EXERCISE REQUIREMENTS:
Images stay out; everything else in the records is to be set down exactly.

DATA SUPPLIED:
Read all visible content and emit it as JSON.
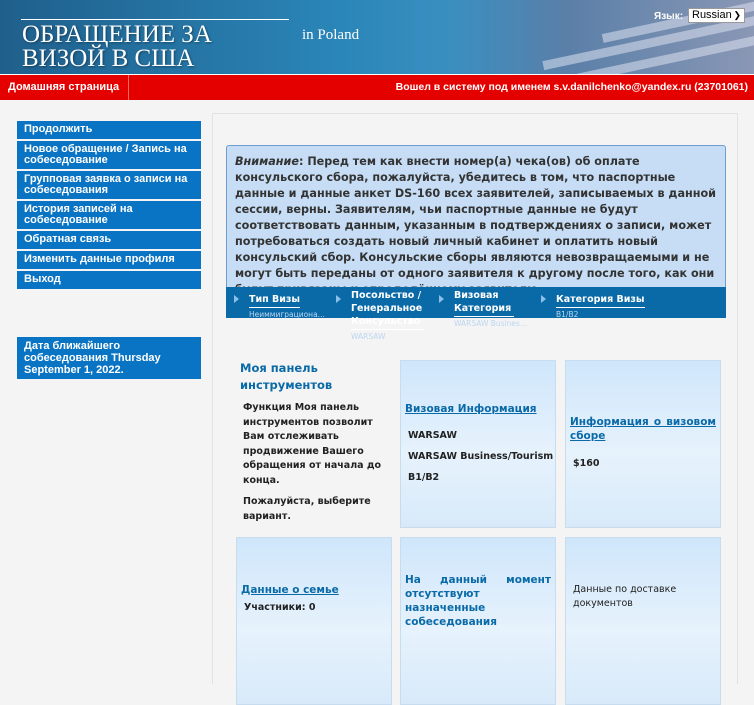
{
  "header": {
    "title_line1": "ОБРАЩЕНИЕ ЗА",
    "title_line2": "ВИЗОЙ В США",
    "country": "in  Poland",
    "language_label": "Язык:",
    "language_value": "Russian"
  },
  "topbar": {
    "home": "Домашняя страница",
    "user": "Вошел в систему под именем  s.v.danilchenko@yandex.ru (23701061)"
  },
  "nav": {
    "items": [
      {
        "label": "Продолжить"
      },
      {
        "label": "Новое обращение / Запись на собеседование"
      },
      {
        "label": "Групповая заявка о записи на собеседования"
      },
      {
        "label": "История записей на собеседование"
      },
      {
        "label": "Обратная связь"
      },
      {
        "label": "Изменить данные профиля"
      },
      {
        "label": "Выход"
      }
    ]
  },
  "next_interview": "Дата ближайшего собеседования Thursday September 1, 2022.",
  "notice": {
    "lead": "Внимание",
    "text": ": Перед тем как внести номер(а) чека(ов) об оплате консульского сбора, пожалуйста, убедитесь в том, что паспортные данные и данные анкет DS-160 всех заявителей, записываемых в данной сессии, верны. Заявителям, чьи паспортные данные не будут соответствовать данным, указанным в подтверждениях о записи, может потребоваться создать новый личный кабинет и оплатить новый консульский сбор. Консульские сборы являются невозвращаемыми и не могут быть переданы от одного заявителя к другому после того, как они будут привязаны к определённому заявителю."
  },
  "steps": [
    {
      "label": "Тип Визы",
      "value": "Неиммиграциона..."
    },
    {
      "label": "Посольство / Генеральное Консульство",
      "value": "WARSAW"
    },
    {
      "label": "Визовая Категория",
      "value": "WARSAW Busines..."
    },
    {
      "label": "Категория Визы",
      "value": "B1/B2"
    }
  ],
  "dashboard": {
    "title": "Моя панель инструментов",
    "desc": "Функция Моя панель инструментов позволит Вам отслеживать продвижение Вашего обращения от начала до конца.",
    "prompt": "Пожалуйста, выберите вариант."
  },
  "visa_info": {
    "title": "Визовая Информация",
    "post": "WARSAW",
    "category": "WARSAW Business/Tourism",
    "class": "B1/B2"
  },
  "fee_info": {
    "title": "Информация о визовом сборе",
    "amount": "$160"
  },
  "family": {
    "title": "Данные о семье",
    "participants": "Участники: 0"
  },
  "appointments": {
    "text": "На данный момент отсутствуют назначенные собеседования"
  },
  "delivery": {
    "text": "Данные по доставке документов"
  }
}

WRITTEN RESPONSE:
Read all visible content and emit it as JSON.
{
  "header": {
    "title_line1": "ОБРАЩЕНИЕ ЗА",
    "title_line2": "ВИЗОЙ В США",
    "country": "in  Poland",
    "language_label": "Язык:",
    "language_value": "Russian"
  },
  "topbar": {
    "home": "Домашняя страница",
    "user": "Вошел в систему под именем  s.v.danilchenko@yandex.ru (23701061)"
  },
  "nav": {
    "items": [
      {
        "label": "Продолжить"
      },
      {
        "label": "Новое обращение / Запись на собеседование"
      },
      {
        "label": "Групповая заявка о записи на собеседования"
      },
      {
        "label": "История записей на собеседование"
      },
      {
        "label": "Обратная связь"
      },
      {
        "label": "Изменить данные профиля"
      },
      {
        "label": "Выход"
      }
    ]
  },
  "next_interview": "Дата ближайшего собеседования Thursday September 1, 2022.",
  "notice": {
    "lead": "Внимание",
    "text": ": Перед тем как внести номер(а) чека(ов) об оплате консульского сбора, пожалуйста, убедитесь в том, что паспортные данные и данные анкет DS-160 всех заявителей, записываемых в данной сессии, верны. Заявителям, чьи паспортные данные не будут соответствовать данным, указанным в подтверждениях о записи, может потребоваться создать новый личный кабинет и оплатить новый консульский сбор. Консульские сборы являются невозвращаемыми и не могут быть переданы от одного заявителя к другому после того, как они будут привязаны к определённому заявителю."
  },
  "steps": [
    {
      "label": "Тип Визы",
      "value": "Неиммиграциона..."
    },
    {
      "label": "Посольство / Генеральное Консульство",
      "value": "WARSAW"
    },
    {
      "label": "Визовая Категория",
      "value": "WARSAW Busines..."
    },
    {
      "label": "Категория Визы",
      "value": "B1/B2"
    }
  ],
  "dashboard": {
    "title": "Моя панель инструментов",
    "desc": "Функция Моя панель инструментов позволит Вам отслеживать продвижение Вашего обращения от начала до конца.",
    "prompt": "Пожалуйста, выберите вариант."
  },
  "visa_info": {
    "title": "Визовая Информация",
    "post": "WARSAW",
    "category": "WARSAW Business/Tourism",
    "class": "B1/B2"
  },
  "fee_info": {
    "title": "Информация о визовом сборе",
    "amount": "$160"
  },
  "family": {
    "title": "Данные о семье",
    "participants": "Участники: 0"
  },
  "appointments": {
    "text": "На данный момент отсутствуют назначенные собеседования"
  },
  "delivery": {
    "text": "Данные по доставке документов"
  }
}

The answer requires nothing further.